Could you retype all of the records exactly, leaving out every picture?

[[ Records provided open ]]

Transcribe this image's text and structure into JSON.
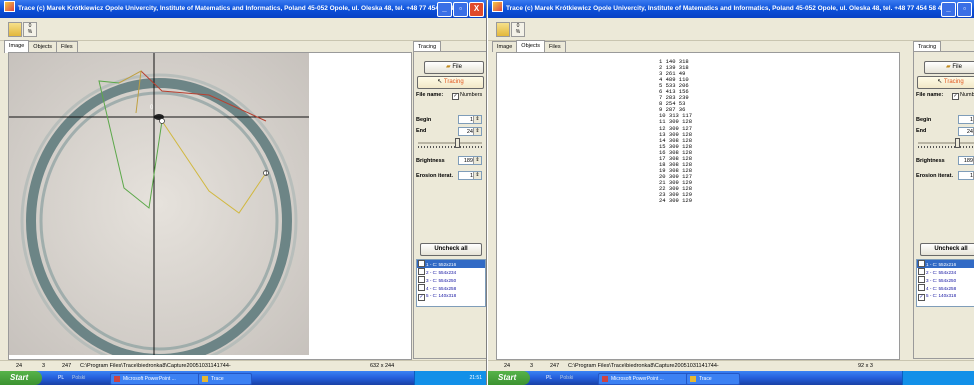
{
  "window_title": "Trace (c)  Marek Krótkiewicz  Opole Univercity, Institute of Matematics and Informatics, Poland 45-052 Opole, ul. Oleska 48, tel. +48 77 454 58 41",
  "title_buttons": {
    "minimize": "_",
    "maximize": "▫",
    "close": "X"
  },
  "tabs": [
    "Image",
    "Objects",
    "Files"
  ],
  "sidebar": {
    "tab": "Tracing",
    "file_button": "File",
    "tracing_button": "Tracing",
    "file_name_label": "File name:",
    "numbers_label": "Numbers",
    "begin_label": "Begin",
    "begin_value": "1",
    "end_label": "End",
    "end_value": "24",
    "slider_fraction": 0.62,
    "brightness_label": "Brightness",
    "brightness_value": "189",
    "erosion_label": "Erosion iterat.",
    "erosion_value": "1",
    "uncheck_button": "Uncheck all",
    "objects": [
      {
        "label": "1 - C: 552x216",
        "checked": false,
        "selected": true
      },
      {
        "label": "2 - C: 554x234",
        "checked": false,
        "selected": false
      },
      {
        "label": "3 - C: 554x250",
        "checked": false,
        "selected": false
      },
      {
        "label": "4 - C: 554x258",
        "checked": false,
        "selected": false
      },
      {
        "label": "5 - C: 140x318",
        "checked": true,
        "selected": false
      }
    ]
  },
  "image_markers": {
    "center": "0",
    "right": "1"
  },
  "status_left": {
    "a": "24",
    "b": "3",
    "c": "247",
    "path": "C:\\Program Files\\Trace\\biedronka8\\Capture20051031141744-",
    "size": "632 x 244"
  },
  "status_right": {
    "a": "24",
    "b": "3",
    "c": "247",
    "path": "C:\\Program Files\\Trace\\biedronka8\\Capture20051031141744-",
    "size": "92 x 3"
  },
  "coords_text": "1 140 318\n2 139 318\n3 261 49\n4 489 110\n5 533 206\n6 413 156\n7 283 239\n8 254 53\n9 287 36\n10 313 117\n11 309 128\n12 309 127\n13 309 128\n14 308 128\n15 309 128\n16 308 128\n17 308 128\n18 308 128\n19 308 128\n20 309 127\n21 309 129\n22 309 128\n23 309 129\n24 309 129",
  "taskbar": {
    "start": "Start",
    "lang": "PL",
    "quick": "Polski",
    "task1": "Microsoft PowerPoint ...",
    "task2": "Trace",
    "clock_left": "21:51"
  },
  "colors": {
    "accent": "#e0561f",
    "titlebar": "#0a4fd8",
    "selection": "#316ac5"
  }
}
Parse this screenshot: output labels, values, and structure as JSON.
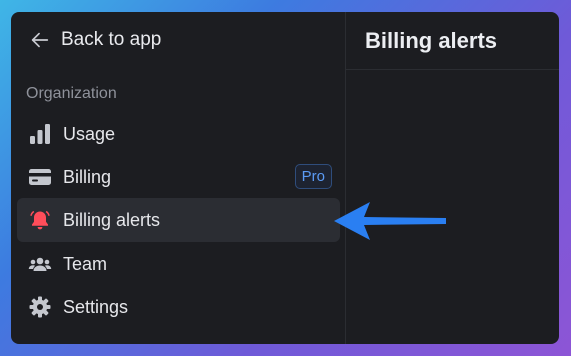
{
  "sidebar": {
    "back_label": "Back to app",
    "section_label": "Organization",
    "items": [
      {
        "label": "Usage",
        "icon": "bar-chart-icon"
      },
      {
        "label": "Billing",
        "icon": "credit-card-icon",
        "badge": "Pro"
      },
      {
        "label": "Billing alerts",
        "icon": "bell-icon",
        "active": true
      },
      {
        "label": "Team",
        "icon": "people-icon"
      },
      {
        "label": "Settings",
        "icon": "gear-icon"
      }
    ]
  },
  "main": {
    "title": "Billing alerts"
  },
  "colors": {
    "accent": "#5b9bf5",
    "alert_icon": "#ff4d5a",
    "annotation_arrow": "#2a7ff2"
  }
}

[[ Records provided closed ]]

> [Reply]
Transcribe this image's text and structure into JSON.
{
  "window_title": "Trace (c)  Marek Krótkiewicz  Opole Univercity, Institute of Matematics and Informatics, Poland 45-052 Opole, ul. Oleska 48, tel. +48 77 454 58 41",
  "title_buttons": {
    "minimize": "_",
    "maximize": "▫",
    "close": "X"
  },
  "tabs": [
    "Image",
    "Objects",
    "Files"
  ],
  "sidebar": {
    "tab": "Tracing",
    "file_button": "File",
    "tracing_button": "Tracing",
    "file_name_label": "File name:",
    "numbers_label": "Numbers",
    "begin_label": "Begin",
    "begin_value": "1",
    "end_label": "End",
    "end_value": "24",
    "slider_fraction": 0.62,
    "brightness_label": "Brightness",
    "brightness_value": "189",
    "erosion_label": "Erosion iterat.",
    "erosion_value": "1",
    "uncheck_button": "Uncheck all",
    "objects": [
      {
        "label": "1 - C: 552x216",
        "checked": false,
        "selected": true
      },
      {
        "label": "2 - C: 554x234",
        "checked": false,
        "selected": false
      },
      {
        "label": "3 - C: 554x250",
        "checked": false,
        "selected": false
      },
      {
        "label": "4 - C: 554x258",
        "checked": false,
        "selected": false
      },
      {
        "label": "5 - C: 140x318",
        "checked": true,
        "selected": false
      }
    ]
  },
  "image_markers": {
    "center": "0",
    "right": "1"
  },
  "status_left": {
    "a": "24",
    "b": "3",
    "c": "247",
    "path": "C:\\Program Files\\Trace\\biedronka8\\Capture20051031141744-",
    "size": "632 x 244"
  },
  "status_right": {
    "a": "24",
    "b": "3",
    "c": "247",
    "path": "C:\\Program Files\\Trace\\biedronka8\\Capture20051031141744-",
    "size": "92 x 3"
  },
  "coords_text": "1 140 318\n2 139 318\n3 261 49\n4 489 110\n5 533 206\n6 413 156\n7 283 239\n8 254 53\n9 287 36\n10 313 117\n11 309 128\n12 309 127\n13 309 128\n14 308 128\n15 309 128\n16 308 128\n17 308 128\n18 308 128\n19 308 128\n20 309 127\n21 309 129\n22 309 128\n23 309 129\n24 309 129",
  "taskbar": {
    "start": "Start",
    "lang": "PL",
    "quick": "Polski",
    "task1": "Microsoft PowerPoint ...",
    "task2": "Trace",
    "clock_left": "21:51"
  },
  "colors": {
    "accent": "#e0561f",
    "titlebar": "#0a4fd8",
    "selection": "#316ac5"
  }
}
Parse this screenshot: output labels, values, and structure as JSON.
{
  "sidebar": {
    "back_label": "Back to app",
    "section_label": "Organization",
    "items": [
      {
        "label": "Usage",
        "icon": "bar-chart-icon"
      },
      {
        "label": "Billing",
        "icon": "credit-card-icon",
        "badge": "Pro"
      },
      {
        "label": "Billing alerts",
        "icon": "bell-icon",
        "active": true
      },
      {
        "label": "Team",
        "icon": "people-icon"
      },
      {
        "label": "Settings",
        "icon": "gear-icon"
      }
    ]
  },
  "main": {
    "title": "Billing alerts"
  },
  "colors": {
    "accent": "#5b9bf5",
    "alert_icon": "#ff4d5a",
    "annotation_arrow": "#2a7ff2"
  }
}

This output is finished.